The book is full of insightful commentary on the historical figures and the current evolutionary and neuroscientific bases for morality. The authors maintain that the neural or evolutionary basis for particular traits or virtues may be interesting but tell us nothing about whether they should be adopted or rejected (143). They’re insightful in their critique of contemporary “science of morality” advocates Michael Shermer and Sam Harris, in that they both make “assumptions about what is valuable, independent of science” (158). They also cite the shift of emphasis from morality being “a source of objective action-guidance” to “understanding morality socially (and psychologically) and prudentially” (183). They further point out that this quest for moral foundations has proceeded apart from any reflection on the dynamics of power and position (201–2).
The list of insightful comments could be multiplied substantially.
They conclude that the scientific quest for morality has failed, largely because the prior commitment to philosophical naturalism precludes anything resembling traditional morality. This is where Nedelisky, the philosophical member of the co-authoring team, significantly contributes. In what seems to be almost a side comment, the authors state that “no one in fact has any idea how enchanted [non-scientifically verifiable, such as souls, etc.] features [such as morality] emerge from scientifically tractable reality.” To put it differently, no one has any idea how we get moral properties from mere matter—chemistry and physics.
No one has any idea how we get moral properties from mere matter.
Even atheist philosopher J. L. Mackie famously regarded this as a fundamental difficulty with atheism. He put it this way: “Moral properties constitute so odd a cluster of properties and relations that they are most unlikely to have arisen in the ordinary course of events without an all-powerful god to create them” (115). Atheist philosopher Thomas Nagel, whom Hunter and Nedelicky reference, maintains in Mind and Cosmos (controversially in the philosophical community) that naturalism can’t account for moral properties. Some suggest that moral properties emerge from physical properties in the same way that wetness emerges from the combination of hydrogen and oxygen. But those are physical properties that emerge from physical reality, not non-physical properties emerging from the physical world.

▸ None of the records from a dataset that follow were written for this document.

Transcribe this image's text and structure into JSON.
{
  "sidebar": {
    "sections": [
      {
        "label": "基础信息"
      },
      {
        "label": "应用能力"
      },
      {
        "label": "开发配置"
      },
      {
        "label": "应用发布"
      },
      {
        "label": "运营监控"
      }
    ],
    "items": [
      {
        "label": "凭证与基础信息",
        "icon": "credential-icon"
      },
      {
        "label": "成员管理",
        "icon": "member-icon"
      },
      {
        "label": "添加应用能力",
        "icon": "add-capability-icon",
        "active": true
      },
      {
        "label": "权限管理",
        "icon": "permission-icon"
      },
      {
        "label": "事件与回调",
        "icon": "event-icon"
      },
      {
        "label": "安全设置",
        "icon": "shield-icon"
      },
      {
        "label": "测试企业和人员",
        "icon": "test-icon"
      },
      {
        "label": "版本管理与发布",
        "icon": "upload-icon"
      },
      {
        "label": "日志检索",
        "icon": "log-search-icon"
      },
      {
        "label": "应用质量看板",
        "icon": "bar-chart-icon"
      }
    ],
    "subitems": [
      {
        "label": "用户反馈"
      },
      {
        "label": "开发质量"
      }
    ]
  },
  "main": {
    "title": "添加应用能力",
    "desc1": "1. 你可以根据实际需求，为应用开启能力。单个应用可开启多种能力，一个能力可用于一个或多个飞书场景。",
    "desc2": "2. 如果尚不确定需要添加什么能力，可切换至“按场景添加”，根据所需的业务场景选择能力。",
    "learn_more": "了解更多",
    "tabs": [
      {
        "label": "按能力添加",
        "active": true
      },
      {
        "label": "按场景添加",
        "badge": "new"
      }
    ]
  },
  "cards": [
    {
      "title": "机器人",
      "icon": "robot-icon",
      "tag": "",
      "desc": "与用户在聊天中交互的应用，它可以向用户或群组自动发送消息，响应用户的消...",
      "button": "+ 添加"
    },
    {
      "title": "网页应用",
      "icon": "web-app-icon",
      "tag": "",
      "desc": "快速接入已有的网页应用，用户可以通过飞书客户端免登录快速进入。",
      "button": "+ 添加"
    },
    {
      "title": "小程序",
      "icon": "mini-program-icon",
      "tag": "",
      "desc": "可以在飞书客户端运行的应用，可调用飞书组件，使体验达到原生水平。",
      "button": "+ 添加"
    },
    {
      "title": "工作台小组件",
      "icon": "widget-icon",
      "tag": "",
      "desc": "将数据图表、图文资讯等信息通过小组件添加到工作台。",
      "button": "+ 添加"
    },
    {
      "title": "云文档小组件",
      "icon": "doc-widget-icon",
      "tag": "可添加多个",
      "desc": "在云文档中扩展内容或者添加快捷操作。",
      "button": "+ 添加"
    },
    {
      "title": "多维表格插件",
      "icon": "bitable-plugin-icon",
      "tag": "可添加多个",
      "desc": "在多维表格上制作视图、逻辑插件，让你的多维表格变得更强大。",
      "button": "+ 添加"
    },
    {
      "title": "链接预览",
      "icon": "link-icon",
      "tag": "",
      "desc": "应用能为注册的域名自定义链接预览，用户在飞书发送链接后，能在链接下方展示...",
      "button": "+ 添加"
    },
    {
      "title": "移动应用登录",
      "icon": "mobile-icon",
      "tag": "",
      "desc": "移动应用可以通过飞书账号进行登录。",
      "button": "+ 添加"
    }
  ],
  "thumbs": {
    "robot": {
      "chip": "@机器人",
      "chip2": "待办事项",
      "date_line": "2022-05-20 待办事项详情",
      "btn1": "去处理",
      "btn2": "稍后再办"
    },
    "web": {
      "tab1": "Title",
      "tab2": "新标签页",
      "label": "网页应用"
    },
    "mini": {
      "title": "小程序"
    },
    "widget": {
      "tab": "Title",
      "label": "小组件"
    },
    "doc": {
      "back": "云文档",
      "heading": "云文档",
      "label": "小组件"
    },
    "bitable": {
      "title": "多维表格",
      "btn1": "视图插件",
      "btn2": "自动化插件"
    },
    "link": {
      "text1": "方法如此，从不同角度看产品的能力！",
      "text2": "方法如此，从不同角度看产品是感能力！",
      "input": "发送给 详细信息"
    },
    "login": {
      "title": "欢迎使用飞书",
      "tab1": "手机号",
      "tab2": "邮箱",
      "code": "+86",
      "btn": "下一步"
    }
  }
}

Religion and Morality
The authors reject the scientific quest for morality, but they also say that “to look to religion for such a unified, socially binding foundation [for morality] is out of the question” (191). In what sense is that true? They may mean it’s historically or culturally true, given global religions’ penchant for violence and divisiveness. Or as a practical matter, it can’t be such a foundation given the non-religious segments of most cultures. But it should be noted that ontologically, morality and moral properties are most at home in theistic worldviews, though the authors don’t attempt to make this point. Their work shows the awkwardness of trying to situate morality within scientific naturalism, and that its proponents have largely given up the original quest.
Instead, the authors argue that we should find a common understanding through our differences rather than in spite of them, but they don’t explain what that might actually look like. Perhaps that is the direction of a follow-up work, one that will address the pressing issue of getting along amid deep and passionate differences about morality.